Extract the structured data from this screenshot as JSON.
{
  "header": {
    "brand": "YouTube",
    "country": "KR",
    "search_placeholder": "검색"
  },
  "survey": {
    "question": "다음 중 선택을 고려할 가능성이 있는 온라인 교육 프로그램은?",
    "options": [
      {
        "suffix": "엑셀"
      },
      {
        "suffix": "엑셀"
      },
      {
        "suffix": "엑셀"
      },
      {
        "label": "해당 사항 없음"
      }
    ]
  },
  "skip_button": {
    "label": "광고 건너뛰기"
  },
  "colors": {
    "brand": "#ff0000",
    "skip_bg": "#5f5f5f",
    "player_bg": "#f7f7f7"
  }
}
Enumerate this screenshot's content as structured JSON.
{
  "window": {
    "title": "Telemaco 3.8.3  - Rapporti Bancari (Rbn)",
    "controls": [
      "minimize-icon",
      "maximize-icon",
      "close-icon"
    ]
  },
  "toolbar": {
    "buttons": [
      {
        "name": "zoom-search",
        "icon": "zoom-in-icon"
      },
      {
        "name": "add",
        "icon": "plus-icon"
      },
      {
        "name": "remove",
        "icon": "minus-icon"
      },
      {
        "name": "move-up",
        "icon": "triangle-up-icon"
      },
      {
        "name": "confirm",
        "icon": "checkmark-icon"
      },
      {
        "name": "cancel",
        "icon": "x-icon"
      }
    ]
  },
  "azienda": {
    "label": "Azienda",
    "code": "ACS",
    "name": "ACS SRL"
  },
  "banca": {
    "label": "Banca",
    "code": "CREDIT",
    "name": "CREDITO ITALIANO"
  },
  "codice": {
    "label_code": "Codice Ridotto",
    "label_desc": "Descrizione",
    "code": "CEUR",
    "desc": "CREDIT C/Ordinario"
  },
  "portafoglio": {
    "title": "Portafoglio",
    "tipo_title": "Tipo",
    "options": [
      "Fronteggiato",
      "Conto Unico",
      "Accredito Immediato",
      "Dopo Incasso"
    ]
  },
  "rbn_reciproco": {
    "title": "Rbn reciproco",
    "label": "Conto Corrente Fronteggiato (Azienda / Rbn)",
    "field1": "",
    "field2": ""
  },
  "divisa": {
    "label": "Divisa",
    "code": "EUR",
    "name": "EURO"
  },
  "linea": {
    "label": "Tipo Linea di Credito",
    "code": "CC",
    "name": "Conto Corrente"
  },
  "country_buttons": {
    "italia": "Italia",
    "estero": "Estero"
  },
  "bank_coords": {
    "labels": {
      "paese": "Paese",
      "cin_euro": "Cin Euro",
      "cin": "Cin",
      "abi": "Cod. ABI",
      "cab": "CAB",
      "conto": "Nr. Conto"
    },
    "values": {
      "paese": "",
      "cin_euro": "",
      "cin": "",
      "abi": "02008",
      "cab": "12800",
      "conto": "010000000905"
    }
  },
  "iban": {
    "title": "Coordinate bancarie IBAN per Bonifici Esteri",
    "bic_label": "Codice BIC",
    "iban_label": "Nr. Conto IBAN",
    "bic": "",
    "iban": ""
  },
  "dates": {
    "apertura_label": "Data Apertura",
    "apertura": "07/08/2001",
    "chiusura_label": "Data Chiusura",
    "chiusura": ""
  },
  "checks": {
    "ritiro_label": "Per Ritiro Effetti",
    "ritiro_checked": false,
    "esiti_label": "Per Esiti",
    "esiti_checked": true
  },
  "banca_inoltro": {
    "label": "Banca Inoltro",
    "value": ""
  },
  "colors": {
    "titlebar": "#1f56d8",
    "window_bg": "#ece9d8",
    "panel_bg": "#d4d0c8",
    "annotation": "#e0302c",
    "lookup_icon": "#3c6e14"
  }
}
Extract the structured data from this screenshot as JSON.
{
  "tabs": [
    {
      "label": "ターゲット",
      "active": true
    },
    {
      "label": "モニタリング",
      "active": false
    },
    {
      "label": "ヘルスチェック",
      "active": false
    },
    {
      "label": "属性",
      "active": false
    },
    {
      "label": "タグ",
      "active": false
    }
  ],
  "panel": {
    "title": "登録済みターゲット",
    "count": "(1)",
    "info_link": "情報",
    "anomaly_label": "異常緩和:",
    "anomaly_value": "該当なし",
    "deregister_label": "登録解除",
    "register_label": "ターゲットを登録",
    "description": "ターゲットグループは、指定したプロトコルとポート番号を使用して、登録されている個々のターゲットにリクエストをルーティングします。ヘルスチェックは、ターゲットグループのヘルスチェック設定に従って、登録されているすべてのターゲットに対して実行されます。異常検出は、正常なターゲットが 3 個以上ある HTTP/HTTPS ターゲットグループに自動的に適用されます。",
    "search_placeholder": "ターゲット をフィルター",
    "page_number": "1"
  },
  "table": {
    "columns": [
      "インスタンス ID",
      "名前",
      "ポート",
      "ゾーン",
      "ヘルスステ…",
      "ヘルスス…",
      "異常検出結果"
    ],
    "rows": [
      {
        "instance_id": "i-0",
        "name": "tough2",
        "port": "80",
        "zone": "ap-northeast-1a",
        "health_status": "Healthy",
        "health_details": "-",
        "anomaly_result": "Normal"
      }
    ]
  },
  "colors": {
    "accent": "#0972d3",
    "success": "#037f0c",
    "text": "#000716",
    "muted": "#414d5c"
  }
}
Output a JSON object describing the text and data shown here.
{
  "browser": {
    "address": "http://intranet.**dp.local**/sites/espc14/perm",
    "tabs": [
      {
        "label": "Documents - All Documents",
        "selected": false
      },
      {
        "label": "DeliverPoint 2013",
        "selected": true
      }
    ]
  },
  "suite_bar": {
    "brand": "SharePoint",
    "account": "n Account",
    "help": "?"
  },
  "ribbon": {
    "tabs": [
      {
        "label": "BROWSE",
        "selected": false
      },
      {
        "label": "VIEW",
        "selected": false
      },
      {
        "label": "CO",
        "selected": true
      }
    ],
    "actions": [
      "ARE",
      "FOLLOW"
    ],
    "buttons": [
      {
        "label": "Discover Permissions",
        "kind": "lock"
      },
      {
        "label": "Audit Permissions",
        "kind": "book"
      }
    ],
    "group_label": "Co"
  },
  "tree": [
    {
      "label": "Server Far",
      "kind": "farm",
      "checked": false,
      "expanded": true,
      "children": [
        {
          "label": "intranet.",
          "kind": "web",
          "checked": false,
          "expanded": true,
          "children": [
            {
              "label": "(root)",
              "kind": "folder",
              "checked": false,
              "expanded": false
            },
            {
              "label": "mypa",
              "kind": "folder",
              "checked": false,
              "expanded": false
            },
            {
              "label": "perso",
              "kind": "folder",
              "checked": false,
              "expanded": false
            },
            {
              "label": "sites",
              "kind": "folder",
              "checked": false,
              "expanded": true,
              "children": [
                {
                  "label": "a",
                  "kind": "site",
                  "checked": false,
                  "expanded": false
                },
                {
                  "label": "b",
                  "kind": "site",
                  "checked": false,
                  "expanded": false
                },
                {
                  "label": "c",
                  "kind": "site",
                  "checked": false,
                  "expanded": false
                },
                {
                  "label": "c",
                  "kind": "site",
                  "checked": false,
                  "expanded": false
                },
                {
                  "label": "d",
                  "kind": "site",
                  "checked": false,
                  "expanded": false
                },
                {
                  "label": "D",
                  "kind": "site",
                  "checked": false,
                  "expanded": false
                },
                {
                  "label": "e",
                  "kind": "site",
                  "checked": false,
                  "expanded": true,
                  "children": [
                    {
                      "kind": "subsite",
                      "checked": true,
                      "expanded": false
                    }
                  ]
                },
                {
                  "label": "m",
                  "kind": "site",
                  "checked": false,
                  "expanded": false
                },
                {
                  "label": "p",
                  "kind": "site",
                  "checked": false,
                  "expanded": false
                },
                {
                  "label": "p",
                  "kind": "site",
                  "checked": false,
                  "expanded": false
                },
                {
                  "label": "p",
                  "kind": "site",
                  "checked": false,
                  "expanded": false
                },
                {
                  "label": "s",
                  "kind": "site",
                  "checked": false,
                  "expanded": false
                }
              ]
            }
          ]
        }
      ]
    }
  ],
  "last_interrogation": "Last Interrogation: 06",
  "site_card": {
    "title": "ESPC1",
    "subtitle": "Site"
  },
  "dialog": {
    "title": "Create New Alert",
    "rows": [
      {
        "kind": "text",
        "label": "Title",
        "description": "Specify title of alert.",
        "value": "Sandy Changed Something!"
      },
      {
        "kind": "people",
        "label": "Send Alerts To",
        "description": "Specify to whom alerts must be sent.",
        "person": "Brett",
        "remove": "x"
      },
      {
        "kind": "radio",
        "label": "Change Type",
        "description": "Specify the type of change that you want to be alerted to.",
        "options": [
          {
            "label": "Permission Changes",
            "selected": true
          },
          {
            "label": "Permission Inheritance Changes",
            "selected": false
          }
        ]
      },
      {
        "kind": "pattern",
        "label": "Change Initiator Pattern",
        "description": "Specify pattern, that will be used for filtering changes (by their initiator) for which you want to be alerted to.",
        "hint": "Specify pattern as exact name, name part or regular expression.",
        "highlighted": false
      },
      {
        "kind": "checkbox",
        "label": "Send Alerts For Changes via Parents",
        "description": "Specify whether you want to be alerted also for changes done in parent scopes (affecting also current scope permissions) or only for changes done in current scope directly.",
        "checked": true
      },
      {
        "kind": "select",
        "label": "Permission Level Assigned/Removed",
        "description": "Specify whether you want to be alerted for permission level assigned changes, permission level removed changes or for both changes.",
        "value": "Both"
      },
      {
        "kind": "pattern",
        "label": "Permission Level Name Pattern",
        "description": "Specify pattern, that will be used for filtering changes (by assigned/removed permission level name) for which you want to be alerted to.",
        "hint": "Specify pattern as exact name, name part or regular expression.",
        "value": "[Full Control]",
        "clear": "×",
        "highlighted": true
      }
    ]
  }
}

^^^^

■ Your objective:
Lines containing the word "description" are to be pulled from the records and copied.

■ Exercise output:
    "description": "ターゲットグループは、指定したプロトコルとポート番号を使用して、登録されている個々のターゲットにリクエストをルーティングします。ヘルスチェックは、ターゲットグループのヘルスチェック設定に従って、登録されているすべてのターゲットに対して実行されます。異常検出は、正常なターゲットが 3 個以上ある HTTP/HTTPS ターゲットグループに自動的に適用されます。",
        "description": "Specify title of alert.",
        "description": "Specify to whom alerts must be sent.",
        "description": "Specify the type of change that you want to be alerted to.",
        "description": "Specify pattern, that will be used for filtering changes (by their initiator) for which you want to be alerted to.",
        "description": "Specify whether you want to be alerted also for changes done in parent scopes (affecting also current scope permissions) or only for changes done in current scope directly.",
        "description": "Specify whether you want to be alerted for permission level assigned changes, permission level removed changes or for both changes.",
        "description": "Specify pattern, that will be used for filtering changes (by assigned/removed permission level name) for which you want to be alerted to.",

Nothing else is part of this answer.